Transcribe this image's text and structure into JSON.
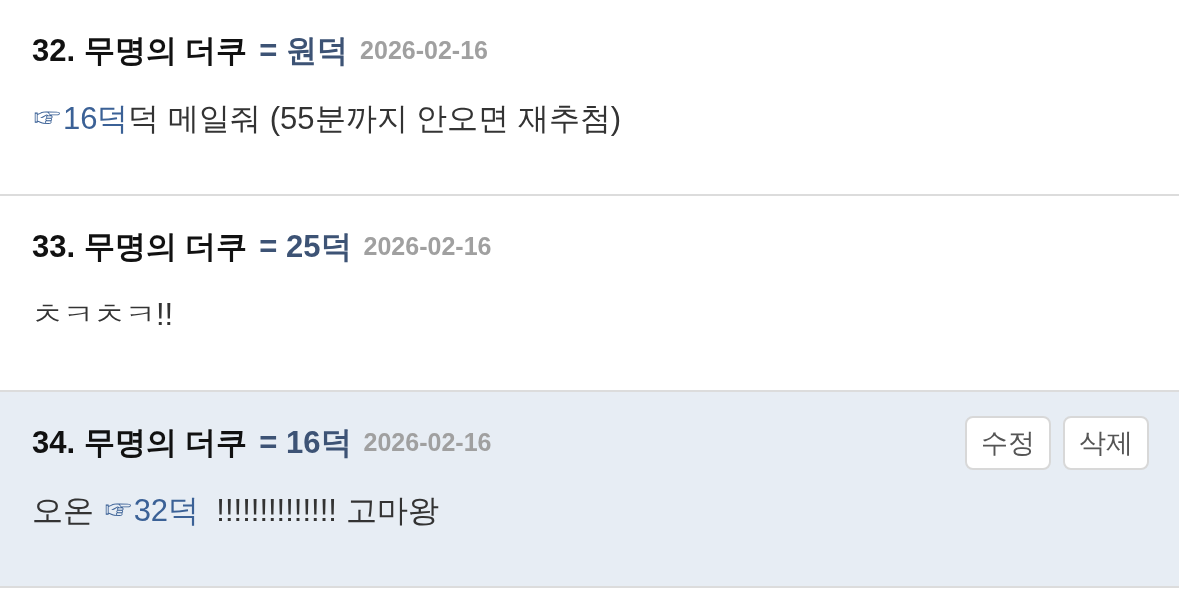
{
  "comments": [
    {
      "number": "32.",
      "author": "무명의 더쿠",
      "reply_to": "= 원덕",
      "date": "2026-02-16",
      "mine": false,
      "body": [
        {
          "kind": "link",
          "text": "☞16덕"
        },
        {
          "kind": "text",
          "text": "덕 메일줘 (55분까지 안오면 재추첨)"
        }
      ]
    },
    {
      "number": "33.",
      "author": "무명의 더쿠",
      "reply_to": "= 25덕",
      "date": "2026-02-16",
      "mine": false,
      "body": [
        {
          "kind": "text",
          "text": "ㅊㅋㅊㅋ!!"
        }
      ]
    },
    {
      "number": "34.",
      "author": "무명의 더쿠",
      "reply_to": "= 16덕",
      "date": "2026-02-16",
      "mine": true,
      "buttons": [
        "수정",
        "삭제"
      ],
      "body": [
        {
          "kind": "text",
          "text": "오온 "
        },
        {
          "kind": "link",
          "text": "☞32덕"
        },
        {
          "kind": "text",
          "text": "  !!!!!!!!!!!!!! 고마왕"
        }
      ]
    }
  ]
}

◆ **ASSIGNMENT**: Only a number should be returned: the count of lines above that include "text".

◆ **EXERCISE ANSWER**: 11